"I am not sure the majority of people understand what has taken place since Katrina," Mike Womack told WLOX News.
Womack said much has been done to better prepare those who respond to major disasters. As an example, he points to Hurricane Gustav, which threatened New Orleans. He said the government essentially evacuated that city successfully and without incident.
Womack also pointed out that his agency and others, especially in this region of the country, are better funded than ever before.
"I am very proud of the fact, I think in the state of Mississippi, we have been effective in using the money provided by the federal government and the state legislature."
Womack is convinced, beyond a doubt, we will never see the kind of bungled respond we had in Katrina. But he does have a warning for people.
"Anytime you have a catastrophic event, by definition, catastrophic means you will overwhelm resources, you will overwhelm government at all levels. How good we are is how quickly we rebound."
There was one other thing Mike Womack wanted to emphasize during our interview. He said FEMA leaders are concerned that many Americans seem to think that big brother, our government, will do everything for everybody.
"We as a society need to get away from thinking, 'I need to see what I can get out of the government.' We have to understand we are all part of society, part of the government and we should not take resources if we don't absolutely need them in an emergency situation."

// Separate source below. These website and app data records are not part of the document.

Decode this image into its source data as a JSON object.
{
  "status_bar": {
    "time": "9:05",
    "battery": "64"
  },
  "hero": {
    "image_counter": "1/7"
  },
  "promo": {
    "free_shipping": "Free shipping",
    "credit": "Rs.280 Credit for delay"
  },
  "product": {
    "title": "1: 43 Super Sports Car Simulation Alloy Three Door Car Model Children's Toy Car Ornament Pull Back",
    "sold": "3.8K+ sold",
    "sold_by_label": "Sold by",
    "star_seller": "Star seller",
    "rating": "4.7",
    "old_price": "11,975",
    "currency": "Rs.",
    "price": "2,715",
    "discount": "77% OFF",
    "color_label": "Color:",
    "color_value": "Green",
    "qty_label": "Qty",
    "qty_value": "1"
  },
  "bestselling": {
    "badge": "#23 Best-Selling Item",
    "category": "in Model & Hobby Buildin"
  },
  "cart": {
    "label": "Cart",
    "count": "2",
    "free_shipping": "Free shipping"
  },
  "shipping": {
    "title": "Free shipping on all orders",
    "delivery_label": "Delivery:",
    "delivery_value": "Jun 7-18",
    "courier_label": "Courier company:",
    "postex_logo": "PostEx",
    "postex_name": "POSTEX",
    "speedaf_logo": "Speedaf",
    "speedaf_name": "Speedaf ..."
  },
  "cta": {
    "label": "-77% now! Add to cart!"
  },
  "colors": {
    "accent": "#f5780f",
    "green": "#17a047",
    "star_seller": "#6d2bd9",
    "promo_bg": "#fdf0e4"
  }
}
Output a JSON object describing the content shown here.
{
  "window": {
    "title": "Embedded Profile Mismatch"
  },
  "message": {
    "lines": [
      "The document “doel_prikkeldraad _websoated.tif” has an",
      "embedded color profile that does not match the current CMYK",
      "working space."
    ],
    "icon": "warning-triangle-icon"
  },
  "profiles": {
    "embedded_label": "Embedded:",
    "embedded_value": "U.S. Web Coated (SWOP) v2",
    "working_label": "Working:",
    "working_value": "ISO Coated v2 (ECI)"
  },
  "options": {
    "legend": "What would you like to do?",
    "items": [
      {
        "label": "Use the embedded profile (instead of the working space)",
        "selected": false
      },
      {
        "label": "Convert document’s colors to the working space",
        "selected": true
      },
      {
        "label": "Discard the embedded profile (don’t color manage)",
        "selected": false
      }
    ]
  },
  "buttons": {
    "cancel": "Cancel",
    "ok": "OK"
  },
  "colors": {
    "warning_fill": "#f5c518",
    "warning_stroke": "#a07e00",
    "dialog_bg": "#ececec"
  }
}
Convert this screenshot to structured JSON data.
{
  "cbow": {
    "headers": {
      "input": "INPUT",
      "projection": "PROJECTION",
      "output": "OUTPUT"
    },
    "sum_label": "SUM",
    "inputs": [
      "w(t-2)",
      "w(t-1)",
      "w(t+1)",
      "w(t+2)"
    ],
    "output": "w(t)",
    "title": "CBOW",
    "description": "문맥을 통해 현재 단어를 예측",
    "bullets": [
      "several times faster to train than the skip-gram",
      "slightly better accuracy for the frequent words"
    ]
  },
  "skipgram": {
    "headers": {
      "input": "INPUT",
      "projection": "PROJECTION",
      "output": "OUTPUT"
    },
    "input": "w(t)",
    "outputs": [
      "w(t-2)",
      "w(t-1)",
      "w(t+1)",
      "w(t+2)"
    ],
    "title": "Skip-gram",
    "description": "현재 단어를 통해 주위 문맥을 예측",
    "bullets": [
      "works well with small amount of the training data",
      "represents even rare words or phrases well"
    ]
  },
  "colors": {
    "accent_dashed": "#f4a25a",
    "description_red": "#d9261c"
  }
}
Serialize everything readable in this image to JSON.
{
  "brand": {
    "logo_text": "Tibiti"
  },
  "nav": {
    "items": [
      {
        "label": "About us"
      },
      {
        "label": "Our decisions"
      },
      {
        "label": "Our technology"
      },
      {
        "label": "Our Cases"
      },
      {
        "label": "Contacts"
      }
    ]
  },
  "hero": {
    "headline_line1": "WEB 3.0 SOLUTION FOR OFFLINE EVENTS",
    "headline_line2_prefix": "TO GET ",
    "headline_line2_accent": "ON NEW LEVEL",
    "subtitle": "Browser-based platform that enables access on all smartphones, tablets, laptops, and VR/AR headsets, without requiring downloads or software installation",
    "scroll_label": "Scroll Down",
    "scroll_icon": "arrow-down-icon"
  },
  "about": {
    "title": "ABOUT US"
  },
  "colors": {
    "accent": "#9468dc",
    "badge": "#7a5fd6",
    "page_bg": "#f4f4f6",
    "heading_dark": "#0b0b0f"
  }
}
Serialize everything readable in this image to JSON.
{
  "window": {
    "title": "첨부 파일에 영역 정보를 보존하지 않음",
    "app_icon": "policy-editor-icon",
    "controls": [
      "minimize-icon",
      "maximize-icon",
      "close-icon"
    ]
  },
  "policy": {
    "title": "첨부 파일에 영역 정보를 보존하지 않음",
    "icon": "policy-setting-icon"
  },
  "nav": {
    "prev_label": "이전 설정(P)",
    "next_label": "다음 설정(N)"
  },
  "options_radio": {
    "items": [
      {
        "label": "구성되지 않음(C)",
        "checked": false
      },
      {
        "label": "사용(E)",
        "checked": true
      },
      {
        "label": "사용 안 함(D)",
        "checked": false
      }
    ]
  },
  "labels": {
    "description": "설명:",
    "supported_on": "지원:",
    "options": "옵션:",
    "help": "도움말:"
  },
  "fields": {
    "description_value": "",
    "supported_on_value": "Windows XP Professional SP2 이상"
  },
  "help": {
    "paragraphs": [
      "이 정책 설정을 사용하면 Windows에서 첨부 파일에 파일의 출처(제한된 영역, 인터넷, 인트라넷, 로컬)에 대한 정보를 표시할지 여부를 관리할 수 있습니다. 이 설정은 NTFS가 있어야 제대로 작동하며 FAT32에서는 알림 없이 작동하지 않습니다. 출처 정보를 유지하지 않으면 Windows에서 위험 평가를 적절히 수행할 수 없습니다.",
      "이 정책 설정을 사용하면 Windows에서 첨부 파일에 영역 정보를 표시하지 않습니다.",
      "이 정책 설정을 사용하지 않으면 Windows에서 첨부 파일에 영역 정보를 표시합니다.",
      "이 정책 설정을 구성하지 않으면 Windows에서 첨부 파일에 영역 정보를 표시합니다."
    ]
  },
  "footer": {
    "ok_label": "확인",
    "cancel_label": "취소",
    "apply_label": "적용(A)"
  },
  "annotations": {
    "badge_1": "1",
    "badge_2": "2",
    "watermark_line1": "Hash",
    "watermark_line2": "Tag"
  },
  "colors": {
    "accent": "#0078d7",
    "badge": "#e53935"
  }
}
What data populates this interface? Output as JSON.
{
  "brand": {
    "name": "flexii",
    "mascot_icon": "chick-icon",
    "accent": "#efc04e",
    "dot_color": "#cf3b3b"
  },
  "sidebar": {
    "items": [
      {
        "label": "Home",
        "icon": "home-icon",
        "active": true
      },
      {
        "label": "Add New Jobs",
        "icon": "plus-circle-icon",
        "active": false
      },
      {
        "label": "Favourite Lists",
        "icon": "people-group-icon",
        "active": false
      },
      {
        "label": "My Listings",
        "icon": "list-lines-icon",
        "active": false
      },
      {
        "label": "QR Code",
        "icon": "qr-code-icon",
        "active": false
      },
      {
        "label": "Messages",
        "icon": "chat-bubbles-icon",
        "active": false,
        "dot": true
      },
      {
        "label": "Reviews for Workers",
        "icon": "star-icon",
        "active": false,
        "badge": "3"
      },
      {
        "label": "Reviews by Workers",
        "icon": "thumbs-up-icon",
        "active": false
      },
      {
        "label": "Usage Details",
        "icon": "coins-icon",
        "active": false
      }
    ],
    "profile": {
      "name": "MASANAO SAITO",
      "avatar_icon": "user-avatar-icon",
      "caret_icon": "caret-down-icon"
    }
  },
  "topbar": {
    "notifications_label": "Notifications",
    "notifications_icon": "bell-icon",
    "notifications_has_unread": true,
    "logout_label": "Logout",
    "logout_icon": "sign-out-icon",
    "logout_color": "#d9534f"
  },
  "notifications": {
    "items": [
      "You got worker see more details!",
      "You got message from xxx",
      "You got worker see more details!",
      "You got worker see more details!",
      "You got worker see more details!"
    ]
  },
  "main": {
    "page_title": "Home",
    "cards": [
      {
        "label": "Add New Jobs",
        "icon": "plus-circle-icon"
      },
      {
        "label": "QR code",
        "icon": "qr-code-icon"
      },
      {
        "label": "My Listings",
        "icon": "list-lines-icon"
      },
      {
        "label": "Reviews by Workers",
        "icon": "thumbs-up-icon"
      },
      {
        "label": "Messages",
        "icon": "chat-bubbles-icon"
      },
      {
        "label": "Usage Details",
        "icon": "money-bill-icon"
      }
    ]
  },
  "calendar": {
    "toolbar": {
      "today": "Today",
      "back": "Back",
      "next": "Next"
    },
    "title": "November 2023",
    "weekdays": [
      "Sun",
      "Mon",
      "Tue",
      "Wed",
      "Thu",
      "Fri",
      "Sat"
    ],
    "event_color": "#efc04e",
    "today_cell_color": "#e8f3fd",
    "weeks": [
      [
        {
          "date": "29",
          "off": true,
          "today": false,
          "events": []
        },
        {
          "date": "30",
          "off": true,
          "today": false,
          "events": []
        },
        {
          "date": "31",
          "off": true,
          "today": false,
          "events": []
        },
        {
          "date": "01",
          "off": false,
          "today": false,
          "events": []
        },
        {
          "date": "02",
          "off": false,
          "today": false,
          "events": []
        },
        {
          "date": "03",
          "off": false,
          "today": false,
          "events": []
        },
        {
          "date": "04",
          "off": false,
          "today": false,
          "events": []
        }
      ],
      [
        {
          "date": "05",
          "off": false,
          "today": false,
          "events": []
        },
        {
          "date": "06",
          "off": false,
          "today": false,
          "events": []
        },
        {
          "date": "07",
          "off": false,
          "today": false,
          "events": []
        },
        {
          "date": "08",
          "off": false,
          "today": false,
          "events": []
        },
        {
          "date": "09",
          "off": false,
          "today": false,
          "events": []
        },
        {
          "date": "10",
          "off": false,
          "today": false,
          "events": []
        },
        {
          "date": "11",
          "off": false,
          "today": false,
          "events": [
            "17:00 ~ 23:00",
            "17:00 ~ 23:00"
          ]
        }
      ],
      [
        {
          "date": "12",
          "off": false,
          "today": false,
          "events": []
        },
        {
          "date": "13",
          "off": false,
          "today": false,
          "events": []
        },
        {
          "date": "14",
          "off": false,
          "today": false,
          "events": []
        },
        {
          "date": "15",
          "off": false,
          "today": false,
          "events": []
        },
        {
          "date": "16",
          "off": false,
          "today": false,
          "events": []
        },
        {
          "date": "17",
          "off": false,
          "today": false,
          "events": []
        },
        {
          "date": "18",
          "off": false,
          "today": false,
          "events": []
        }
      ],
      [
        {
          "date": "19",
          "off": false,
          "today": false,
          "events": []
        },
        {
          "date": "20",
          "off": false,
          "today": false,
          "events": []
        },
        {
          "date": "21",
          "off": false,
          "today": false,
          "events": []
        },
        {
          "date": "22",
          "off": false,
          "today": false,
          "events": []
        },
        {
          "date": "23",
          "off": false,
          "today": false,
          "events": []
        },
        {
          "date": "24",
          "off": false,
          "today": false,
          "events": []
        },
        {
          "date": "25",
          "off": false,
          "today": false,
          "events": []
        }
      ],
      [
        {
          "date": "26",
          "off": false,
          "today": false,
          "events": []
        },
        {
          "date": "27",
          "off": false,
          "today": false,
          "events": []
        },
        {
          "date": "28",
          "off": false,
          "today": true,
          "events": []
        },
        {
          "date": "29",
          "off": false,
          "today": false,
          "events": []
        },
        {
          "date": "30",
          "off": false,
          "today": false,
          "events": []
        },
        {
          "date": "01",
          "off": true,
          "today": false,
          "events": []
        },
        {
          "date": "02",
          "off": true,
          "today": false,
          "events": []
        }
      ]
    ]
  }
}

Womack and FEMA's national director, Craig Fugate, are on the coast for the various Katrina memorials and events.